Now, which one do you choose?
Consider the source. This is one of the main facts you want to know - where does the water come from? Does the bottle contain that pure-as-snow, fresh mountain spring water that the bottle pictures seem to portray? Or, is it simply municipal water that has been ultra-filtered or purified? If the bottle doesn't list a source, the stuff inside may be little better than what comes from the tap. If you're not sure, don't be afraid to call the 800-number listed on the bottle and ask. Members of the International Bottled Water Association (IBWA) must list the source of the water (e.g., spring). If the bottler doesn't list the source, the contents are probably municipal water.

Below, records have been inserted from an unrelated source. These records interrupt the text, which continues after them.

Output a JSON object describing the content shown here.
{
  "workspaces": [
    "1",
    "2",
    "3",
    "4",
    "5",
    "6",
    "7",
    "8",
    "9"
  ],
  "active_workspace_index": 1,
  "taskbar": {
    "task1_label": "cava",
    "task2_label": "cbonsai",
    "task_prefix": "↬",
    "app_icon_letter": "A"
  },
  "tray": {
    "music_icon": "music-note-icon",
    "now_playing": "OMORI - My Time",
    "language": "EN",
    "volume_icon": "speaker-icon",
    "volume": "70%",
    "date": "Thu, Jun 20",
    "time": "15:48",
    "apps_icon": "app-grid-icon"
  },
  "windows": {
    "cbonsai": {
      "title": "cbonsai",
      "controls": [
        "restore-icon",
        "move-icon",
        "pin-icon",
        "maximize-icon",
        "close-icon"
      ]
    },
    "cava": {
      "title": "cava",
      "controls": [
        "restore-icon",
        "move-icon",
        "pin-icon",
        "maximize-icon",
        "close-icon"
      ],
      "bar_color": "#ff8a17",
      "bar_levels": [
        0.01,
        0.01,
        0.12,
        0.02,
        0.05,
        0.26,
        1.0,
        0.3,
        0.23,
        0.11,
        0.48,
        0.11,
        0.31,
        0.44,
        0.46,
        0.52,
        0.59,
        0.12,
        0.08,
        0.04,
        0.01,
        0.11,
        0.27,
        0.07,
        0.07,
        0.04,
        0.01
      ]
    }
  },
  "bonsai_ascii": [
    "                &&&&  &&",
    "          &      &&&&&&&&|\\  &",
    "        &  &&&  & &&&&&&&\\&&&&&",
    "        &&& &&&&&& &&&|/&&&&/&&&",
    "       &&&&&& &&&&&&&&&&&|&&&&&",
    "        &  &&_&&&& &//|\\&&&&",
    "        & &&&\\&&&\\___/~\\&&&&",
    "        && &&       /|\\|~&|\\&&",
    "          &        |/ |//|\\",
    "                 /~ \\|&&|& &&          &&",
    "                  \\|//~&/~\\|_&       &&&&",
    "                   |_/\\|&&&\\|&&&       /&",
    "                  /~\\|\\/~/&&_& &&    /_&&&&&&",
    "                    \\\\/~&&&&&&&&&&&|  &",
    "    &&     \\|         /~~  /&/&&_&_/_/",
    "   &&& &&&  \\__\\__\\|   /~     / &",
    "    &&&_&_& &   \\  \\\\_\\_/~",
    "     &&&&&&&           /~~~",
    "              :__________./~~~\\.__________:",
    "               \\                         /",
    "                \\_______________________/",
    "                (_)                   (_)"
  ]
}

Consider the tester. Bottled water is regulated by the FDA because it's considered a food, and the FDA should require that the label identify the source of the water, not what's in it. Tapwater, on the other hand, is regulated by the EPA and state governments. Would you rather have your individual state or local government test your water or the FDA? The International Bottled Water Association includes 85 percent of bottled water processors, and the organization claims to have a stricter code than EPA regulations. Members must submit to an annual, unannounced inspection by an independent, third-party tester. So, at least in theory, bottled water seems to have a slight safety edge over tap. Practically speaking, the bottled water industry is primarily self-regulated. One thing you can be certain of in nearly all bottled waters: the water is chlorine-free. Bottled, distilled water is the cleanest water you can buy. For general information about bottled water, call the International Bottled Water Association (800-WATER-11)